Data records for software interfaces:
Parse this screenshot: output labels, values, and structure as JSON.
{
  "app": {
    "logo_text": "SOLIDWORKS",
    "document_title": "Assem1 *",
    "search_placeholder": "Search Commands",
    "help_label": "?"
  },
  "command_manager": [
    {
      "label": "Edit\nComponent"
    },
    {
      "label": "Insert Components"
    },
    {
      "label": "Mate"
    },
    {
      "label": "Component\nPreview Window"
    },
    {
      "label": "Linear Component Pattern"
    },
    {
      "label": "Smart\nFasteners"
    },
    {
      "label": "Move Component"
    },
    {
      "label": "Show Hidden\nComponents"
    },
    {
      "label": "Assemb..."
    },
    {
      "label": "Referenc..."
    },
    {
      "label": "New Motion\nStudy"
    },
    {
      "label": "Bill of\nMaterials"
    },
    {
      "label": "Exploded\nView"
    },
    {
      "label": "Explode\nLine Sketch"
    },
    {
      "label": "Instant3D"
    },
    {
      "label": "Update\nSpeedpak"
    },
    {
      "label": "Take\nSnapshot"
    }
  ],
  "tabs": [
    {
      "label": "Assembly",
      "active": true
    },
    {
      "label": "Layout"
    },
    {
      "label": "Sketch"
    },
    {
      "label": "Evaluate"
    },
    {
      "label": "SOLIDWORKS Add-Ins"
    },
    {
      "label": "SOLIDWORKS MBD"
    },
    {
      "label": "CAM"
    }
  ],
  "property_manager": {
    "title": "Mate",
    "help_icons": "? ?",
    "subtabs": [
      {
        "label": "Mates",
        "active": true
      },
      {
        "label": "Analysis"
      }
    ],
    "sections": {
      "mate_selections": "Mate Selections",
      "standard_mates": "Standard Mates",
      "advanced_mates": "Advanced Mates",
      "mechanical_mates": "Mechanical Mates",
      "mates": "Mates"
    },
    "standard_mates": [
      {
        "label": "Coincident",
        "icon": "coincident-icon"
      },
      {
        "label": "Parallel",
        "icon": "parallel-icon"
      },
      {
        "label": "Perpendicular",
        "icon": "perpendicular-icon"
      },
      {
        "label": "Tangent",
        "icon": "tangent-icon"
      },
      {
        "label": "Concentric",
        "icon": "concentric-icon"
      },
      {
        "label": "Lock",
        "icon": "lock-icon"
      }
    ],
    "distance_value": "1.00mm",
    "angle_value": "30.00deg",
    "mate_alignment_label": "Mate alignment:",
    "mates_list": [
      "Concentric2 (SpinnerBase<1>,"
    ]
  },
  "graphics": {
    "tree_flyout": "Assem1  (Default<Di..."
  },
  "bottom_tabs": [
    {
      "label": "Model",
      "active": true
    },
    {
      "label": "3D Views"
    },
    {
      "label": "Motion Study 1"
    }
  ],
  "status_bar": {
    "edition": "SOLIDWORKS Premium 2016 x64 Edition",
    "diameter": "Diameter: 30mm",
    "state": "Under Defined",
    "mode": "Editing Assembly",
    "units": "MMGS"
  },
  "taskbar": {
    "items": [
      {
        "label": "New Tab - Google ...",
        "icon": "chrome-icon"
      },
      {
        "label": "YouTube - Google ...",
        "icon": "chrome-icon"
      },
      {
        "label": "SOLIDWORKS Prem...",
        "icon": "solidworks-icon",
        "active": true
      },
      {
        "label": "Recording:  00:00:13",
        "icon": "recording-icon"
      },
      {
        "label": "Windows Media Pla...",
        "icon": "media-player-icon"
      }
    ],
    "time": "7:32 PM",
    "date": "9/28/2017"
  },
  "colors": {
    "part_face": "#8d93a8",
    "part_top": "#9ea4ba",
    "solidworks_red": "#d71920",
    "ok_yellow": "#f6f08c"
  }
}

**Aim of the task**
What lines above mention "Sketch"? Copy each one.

**Solution**
      "label": "Explode\nLine Sketch"
      "label": "Sketch"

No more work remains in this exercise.